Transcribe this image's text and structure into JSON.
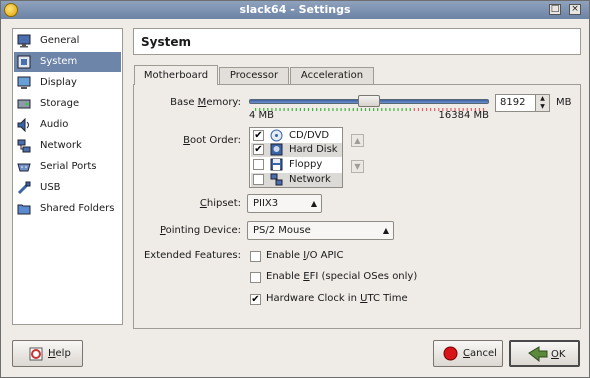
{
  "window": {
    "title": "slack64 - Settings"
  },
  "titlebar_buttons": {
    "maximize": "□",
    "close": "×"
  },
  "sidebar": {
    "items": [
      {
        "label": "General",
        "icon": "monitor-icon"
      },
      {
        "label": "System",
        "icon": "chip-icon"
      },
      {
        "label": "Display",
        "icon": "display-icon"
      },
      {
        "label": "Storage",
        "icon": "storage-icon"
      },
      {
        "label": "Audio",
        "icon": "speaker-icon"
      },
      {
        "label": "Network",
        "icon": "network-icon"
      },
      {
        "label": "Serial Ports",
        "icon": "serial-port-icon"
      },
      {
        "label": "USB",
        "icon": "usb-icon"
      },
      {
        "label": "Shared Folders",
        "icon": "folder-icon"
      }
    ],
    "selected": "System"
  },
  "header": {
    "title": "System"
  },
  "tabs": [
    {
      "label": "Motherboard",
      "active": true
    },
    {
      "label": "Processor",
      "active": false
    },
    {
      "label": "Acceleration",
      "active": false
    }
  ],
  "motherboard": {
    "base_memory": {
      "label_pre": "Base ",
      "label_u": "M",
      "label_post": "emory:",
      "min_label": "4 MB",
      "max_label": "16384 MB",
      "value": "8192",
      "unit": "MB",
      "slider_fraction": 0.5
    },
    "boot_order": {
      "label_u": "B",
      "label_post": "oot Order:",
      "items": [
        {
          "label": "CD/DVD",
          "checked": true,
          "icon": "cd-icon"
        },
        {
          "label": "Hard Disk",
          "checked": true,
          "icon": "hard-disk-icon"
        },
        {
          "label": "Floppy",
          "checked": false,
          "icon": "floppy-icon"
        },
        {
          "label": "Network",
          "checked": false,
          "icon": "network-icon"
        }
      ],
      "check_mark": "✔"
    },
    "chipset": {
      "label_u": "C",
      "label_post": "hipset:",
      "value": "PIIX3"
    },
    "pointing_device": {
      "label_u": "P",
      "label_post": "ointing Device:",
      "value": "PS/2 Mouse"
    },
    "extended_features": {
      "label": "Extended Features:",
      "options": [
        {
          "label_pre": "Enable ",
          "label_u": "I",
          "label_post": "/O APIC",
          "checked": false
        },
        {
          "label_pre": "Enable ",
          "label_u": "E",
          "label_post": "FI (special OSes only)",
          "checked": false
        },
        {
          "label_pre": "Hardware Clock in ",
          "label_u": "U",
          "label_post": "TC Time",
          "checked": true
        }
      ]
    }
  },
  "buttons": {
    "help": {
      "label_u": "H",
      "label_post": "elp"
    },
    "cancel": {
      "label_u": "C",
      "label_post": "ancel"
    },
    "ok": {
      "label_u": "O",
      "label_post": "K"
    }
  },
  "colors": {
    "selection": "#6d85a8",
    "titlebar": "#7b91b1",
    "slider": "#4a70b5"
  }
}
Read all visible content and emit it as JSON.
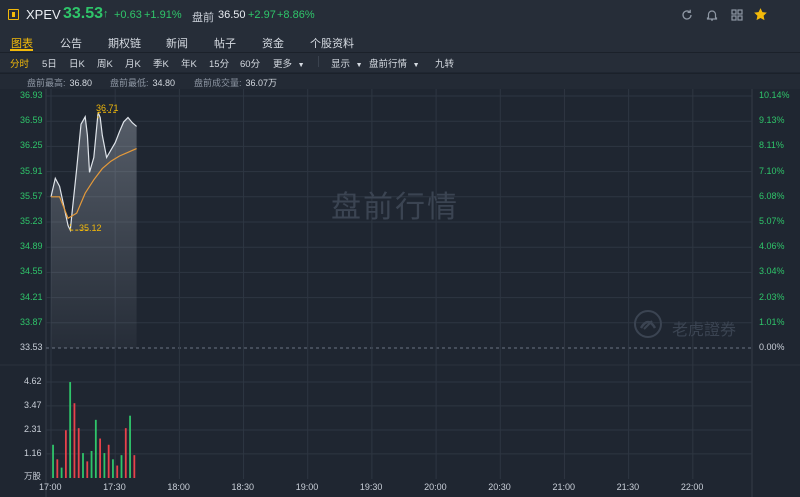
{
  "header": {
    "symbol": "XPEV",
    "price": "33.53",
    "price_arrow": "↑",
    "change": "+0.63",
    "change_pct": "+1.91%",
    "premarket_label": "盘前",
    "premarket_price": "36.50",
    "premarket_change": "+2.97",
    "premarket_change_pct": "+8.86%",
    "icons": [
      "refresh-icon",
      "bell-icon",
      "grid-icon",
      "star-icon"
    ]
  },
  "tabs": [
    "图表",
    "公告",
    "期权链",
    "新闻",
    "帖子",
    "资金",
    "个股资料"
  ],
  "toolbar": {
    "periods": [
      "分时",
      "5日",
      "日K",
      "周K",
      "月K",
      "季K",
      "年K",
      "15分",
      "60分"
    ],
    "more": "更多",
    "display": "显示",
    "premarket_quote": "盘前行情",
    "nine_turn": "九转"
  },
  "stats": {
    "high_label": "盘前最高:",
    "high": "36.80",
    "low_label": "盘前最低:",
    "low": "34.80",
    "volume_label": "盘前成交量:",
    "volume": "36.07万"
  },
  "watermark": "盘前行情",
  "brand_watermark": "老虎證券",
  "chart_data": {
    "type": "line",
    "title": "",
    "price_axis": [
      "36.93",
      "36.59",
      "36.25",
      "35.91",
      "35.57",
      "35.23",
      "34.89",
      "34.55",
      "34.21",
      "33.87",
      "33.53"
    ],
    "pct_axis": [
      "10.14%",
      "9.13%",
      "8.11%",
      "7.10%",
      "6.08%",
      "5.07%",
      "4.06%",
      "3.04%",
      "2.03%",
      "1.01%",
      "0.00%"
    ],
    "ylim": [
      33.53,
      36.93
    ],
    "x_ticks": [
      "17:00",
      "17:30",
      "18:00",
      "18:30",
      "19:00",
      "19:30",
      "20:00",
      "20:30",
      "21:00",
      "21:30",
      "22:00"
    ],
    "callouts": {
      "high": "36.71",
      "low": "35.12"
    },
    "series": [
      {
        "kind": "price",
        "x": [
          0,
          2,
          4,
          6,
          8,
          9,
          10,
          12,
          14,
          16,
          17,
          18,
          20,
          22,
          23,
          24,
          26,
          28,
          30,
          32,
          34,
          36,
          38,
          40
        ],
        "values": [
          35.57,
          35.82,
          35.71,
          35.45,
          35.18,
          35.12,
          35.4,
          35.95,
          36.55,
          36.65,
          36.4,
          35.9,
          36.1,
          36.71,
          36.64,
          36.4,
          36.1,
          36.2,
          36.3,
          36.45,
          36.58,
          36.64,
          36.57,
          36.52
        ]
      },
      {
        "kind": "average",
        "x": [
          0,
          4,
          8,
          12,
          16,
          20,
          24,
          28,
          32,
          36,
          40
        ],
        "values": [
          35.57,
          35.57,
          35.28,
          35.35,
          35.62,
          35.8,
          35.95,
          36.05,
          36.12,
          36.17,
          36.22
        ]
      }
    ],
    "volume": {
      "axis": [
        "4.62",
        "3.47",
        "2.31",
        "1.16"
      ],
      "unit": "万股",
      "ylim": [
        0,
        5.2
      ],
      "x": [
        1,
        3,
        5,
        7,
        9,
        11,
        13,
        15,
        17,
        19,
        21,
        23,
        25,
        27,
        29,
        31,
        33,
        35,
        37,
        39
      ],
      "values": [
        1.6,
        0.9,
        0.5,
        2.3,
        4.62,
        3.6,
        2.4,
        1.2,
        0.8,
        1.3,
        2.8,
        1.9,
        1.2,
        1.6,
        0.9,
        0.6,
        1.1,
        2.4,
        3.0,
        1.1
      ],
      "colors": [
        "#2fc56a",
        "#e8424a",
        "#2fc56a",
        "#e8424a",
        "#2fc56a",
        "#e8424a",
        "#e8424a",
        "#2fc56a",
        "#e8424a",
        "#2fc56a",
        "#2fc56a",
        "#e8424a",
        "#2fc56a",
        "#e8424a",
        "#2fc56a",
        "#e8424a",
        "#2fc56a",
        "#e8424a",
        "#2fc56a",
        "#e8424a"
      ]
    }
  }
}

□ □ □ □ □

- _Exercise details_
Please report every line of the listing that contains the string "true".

- _Output for this exercise_
      "active": true
          "checked": true,
          "checked": true,
          "checked": true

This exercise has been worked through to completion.